The state House gave tentative approval Wednesday to a proposal that would allow natural gas drilling to start in the state as soon as rules for the industry are finalized. Senate Bill 786 passed its first of two votes, 63-52.The legislation was first unveiled in the House less than 24 hours before the vote, moving through two committees with almost no public notice. It was moved onto the House floor Wednesday through a parliamentary maneuver.
It’s not yet a done deal, but it’s close. The state House is expected to hold a final vote today, followed by action from the Republican-led state House. Gov. Pat McCrory (R), who would presumably sign the measure into law, could have the bill on his desk for consideration by next week.
The state House, it’s worth noting, is currently run by Speaker Thom Tillis (R), who also happens to be the Republican nominee for the U.S. Senate in North Carolina this year. He’ll face incumbent Sen. Kay Hagan (D) in the fall. And in this case, the state House Speaker doesn’t usually vote on legislation, but he made sure to cast a vote in support of fracking yesterday.
Note, the fracking bill would also make it illegal for anyone “to reveal a driller’s formula for fracking fluid.”
In the event of a catastrophe, however, the proposal allows first responders to “find out what chemicals they’re dealing with.” How generous of the bill’s sponsors to be so accommodating.
What if a local North Carolina community decided it wanted to prohibit fracking? Too bad – the pending legislation wouldn’t allow cities or towns to ban or limit the controversial practice.
And it’s not like North Carolina has had to deal with any environmental disasters lately that might make some communities skittish, right?
To be sure, the moratorium in the state probably wasn’t going to last forever, but GOP policymakers appear to be moving with remarkable efficiency to bring fracking to North Carolina as quickly as they can.
The bill repeals a 2012 requirement that lawmakers vote to approve rules for fracking before the state’s moratorium on it could be lifted.
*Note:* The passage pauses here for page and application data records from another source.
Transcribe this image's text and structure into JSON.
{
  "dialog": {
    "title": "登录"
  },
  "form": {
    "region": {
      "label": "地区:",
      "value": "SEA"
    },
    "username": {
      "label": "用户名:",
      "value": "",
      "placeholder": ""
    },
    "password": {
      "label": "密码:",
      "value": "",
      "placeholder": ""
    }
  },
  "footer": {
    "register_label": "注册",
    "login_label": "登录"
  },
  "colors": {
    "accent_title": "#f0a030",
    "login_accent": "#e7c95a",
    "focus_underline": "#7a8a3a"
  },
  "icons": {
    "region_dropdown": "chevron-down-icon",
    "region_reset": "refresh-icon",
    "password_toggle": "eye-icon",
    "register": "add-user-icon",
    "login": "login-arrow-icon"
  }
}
Instead, the state is directed to begin issuing permits for drilling 60 days after the state Mining and Energy Commission finalizes the rules.
Asked why lawmakers are rushing, Tillis told reporters, “I think it’s just a matter of why not get it done?”
In this case, “get it done” means moving forward on a controversial, potentially dangerous practice without debate or public comment.